  5. Underneath on a 1923 6 cylinder. You are not going to hand start a big 6, there are better options. You are going to find a tow rope or a battery charger or jumper cables in a pinch. I speak from experience. So, set your timing more advanced to take advantage of modern fuel with twice the octane rating of 1923 fuels. With the timing lever fully retarded, (up), and a new timing mark you add to the flywheel, 7 degrees BEFORE TDC (match the distance of the existing 7 degree after TDC mark but on the other side of TDC) and time to this new mark. You have added 14 degrees to your base timing Do all of this with modern timing light run by a 12v source. I use the 12v lawn tractor. While you have the light connected, check your centrifugal advance weights for function. Rev the engine and the timing should further advance and then return at idle. Been running this 24 years and 40,000+ touring miles.
  6. The factory colors were maroon body, black fenders and black top. The wheels would have been body color with Chinese red pin stripe on the wheels and on the body. I’ve taken a few liberties with mine or should I say the previous owner had. Front bumpers were a dealer installed option. Attached we are on a week long tour in Tennessee.

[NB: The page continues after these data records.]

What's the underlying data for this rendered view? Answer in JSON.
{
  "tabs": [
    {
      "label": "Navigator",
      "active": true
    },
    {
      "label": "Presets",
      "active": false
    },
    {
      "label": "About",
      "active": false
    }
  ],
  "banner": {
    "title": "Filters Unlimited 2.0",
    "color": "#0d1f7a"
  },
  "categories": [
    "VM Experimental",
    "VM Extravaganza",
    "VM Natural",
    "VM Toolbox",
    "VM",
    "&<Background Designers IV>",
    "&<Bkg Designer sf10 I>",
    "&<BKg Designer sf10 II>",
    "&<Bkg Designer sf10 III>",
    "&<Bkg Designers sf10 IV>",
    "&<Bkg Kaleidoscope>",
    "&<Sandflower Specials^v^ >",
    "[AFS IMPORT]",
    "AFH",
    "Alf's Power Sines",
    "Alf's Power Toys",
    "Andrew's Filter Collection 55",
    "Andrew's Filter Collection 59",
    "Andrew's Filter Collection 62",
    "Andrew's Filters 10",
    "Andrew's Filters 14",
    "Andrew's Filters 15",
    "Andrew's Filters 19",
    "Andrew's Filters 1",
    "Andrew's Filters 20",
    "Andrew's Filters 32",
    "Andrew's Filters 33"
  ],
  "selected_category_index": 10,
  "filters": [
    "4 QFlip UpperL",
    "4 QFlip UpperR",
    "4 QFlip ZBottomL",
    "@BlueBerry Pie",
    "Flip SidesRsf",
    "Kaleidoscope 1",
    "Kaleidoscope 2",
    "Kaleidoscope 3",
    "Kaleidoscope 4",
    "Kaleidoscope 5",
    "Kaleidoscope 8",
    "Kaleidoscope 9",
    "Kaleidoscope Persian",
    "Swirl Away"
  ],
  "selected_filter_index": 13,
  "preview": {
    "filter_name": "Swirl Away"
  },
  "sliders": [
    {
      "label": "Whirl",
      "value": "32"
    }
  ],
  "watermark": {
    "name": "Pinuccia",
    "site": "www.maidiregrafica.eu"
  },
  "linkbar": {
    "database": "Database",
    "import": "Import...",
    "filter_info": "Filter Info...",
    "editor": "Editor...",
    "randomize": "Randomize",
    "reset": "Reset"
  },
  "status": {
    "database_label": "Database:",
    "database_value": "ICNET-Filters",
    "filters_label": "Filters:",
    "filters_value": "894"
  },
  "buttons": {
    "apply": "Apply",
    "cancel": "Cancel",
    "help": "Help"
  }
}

  7. Kevin is the expert. When you first arrived at Flint (for me 1978) the first thing you learned to do while driving near The Buick was to stay the heck away from the Fisher Body Trucks delivering bodies from Fisher#1 to the Buick complex on the north side of town. They had a build sequence schedule to keep and drove like madmen. Here’s a pic off google from the 50s to give you an idea. They ran every few minutes and were every half mile on the road. A huge fleet and they ran flat out.
  8. Never had any trouble making the split rim small and the tire off. Getting it back to round and the two ends of the split rim to mate is another story especially with a stiff new tire. Here is my homemade rim spreader. That’s a 20 series GM truck jack that only requires you to twist the knob by hand as you tap the rim with a soft mallet to get things to move. 1/2 a twist and 3 or 4 taps of the rim. Repeat..... With any rim spreader, be careful, as it is very easy to egg shape the rim
  9. Did not ring a bell as a major factory on the complex. Next went through my copy of ‘A Place Called Buick’ by Don Bent. No Factory 25 discussed. Let me ask our friend Mr Kirbitz.
  10. I agree with this. So what does Andy have? An export?
  11. The engine and frame numbers are not the same. The engine number is always a larger number. Wondering if Buick transitioned to the 1924 style identification tags late in the 1923 model year? I’ve looked at the pics of your car it is a 1923. Any engine pics?
  12. It’s the tag on the frame rail with the number somewhere around 1 million since the one millionth Buick was produced in 1923. No letters. My 1923 frame tag is oval but yours is a rectangle which is interesting. Also my block number is stamped in the block on a cast pad and your engine tag is more like what started in 1924.
  13. Lots of people read this Forum. Trying to help others. A first check for solving death wobble is to check tire pressure. Cheap and easy.